claimed, the best Mexican food for miles around. The style is Guerrereño, which is not as familiar to me as other distinct varieties of Mexican cooking. It was good, though. The salsa -- one of the most important aspects of any meal in a Mexican restaurant -- was fair, as were the tostadas; not great, but not bad. I ordered one of the lunch-menu burritos, filled with ground beef and cheese and served with beans, rice, salad and crema. The portion was large enough to satisfy without being as large as I'd have expected for the price (which was otherwise reasonable). The beans seemed unusually light, which I found gratifying; the rice was not as highly seasoned as Mexican (or "Spanish") rice generally is. I'll put that down to the culinary style of Guerrero. The service was okay; the atmosphere was reasonably pleasant and the place seemed clean. It was well after the lunch rush, about 2pm, so I suspect the servers were feeling that I'd interrupted their down-time. On the plus side, there was Mexican music playing lightly and no sound coming from the televisions (which were showing a SEC football match; my Lord, do those teams play EVERY day? It was probably a re-run.)
Pete's Place 2460 East 1st Street Blue Ridge, Georgia
This place has a prosperous look to it, and a prosperous feel. I got there just about the time the after-church crowd from the early service starts to clog the parking lot, so I suppose I shouldn't be surprised that it took so long for my order to arrive. At least the waitress made it a point to refill my glass and bread basket during the wait, a courtesy not always extended by harried servers.

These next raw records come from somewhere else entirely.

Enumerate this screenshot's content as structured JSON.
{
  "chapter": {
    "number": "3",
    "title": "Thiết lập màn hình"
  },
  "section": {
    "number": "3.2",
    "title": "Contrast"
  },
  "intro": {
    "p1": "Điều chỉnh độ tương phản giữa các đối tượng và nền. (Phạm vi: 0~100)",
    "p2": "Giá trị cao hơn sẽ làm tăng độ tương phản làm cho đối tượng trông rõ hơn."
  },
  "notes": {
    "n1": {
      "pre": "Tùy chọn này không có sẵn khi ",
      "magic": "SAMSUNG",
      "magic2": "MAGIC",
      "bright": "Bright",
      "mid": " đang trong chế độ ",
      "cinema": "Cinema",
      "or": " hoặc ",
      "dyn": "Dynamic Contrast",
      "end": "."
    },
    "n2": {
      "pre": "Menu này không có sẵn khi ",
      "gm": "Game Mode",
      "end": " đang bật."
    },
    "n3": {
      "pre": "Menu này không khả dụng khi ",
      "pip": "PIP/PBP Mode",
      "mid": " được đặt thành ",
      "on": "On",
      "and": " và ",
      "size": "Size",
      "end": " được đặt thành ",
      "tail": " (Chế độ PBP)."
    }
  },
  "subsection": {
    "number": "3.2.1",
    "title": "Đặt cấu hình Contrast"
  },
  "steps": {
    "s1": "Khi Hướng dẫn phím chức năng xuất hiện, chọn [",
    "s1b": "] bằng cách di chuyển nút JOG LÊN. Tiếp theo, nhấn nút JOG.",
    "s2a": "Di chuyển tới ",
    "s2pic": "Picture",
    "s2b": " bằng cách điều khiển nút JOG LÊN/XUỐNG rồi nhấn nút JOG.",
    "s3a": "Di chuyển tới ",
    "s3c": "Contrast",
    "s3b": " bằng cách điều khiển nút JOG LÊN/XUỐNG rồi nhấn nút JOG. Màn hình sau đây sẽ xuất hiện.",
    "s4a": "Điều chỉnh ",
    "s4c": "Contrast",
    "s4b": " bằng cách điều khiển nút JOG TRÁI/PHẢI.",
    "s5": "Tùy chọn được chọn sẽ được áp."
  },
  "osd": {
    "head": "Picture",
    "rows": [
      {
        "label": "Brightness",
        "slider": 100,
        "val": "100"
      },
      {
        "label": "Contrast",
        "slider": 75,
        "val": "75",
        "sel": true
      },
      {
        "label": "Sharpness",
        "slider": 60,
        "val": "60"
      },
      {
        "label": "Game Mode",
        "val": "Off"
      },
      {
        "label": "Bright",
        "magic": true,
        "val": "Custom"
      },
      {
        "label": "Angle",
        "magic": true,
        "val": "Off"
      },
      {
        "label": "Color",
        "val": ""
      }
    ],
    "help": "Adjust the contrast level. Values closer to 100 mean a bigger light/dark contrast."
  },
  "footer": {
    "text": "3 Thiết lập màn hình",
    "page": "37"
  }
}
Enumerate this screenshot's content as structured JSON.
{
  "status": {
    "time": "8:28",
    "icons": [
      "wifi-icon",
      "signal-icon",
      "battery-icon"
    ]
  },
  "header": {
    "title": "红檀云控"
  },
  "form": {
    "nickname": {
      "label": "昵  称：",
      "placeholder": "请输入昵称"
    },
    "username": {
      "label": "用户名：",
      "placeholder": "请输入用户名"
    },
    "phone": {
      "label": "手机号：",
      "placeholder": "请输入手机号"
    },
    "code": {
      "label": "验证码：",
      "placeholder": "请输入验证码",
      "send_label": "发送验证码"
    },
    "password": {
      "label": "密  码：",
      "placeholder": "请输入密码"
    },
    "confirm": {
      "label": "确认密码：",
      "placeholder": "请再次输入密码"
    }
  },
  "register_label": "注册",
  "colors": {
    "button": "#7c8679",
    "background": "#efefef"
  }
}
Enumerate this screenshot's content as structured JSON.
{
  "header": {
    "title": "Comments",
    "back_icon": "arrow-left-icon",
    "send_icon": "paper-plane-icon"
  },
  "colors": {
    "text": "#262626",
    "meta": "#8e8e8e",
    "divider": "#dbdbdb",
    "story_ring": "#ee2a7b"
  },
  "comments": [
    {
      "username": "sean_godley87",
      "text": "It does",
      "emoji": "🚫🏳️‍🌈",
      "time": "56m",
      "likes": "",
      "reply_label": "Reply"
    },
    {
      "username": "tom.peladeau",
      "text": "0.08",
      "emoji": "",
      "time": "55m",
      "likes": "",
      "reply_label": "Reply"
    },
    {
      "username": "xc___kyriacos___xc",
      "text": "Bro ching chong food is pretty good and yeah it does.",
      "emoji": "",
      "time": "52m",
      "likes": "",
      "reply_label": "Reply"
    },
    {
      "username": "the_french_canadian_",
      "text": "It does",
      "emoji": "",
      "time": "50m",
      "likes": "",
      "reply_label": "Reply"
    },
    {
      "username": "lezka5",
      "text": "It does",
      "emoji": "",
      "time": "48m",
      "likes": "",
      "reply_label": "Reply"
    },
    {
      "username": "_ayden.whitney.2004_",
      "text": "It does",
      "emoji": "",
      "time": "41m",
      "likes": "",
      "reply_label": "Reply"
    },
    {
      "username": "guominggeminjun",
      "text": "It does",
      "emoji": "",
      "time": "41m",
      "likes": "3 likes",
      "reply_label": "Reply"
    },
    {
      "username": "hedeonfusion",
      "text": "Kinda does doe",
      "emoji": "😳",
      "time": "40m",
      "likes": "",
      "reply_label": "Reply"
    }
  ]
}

Having had a conversation earlier with a guy who had just learned how to fly-fish for trout in a nearby stream, I decided it'd be a good idea to order trout. And so I did: grilled trout on a house salad. The fish was clearly fresh, marvelously so, and very nicely seasoned and perfectly grilled. If the kitchen had hewed to the wise maxim that nothing in a salad should be larger than a lady's mouth, the meal would have been perfect. That rul
e, even today, is good policy mostly honoured in the breach, but let's be honest: you cannot efficiently cut a thin slice of red onion (or just about anything else) served in a bowl atop many varied ingredients. You get inadequate support under the item you seek to cut, and just push it down into the mix, which moves aside to slop out of the bowl.
Clarence's Drive-In on the main road, near the freeway exit Unicoi, Tennessee
I ordered the veggie omelet and a doughnut. The omelet was uninteresting; badly needed something to bind the innards, like a little cheese. The veggies were sautéed in oil and too much of it. But the doughnut was outstanding: home-made, hot from the fryer, a little sprinkle of cinnamon sugar and the doughnut hole perched on top. I won't say it made up for the omelet, but it sure helped.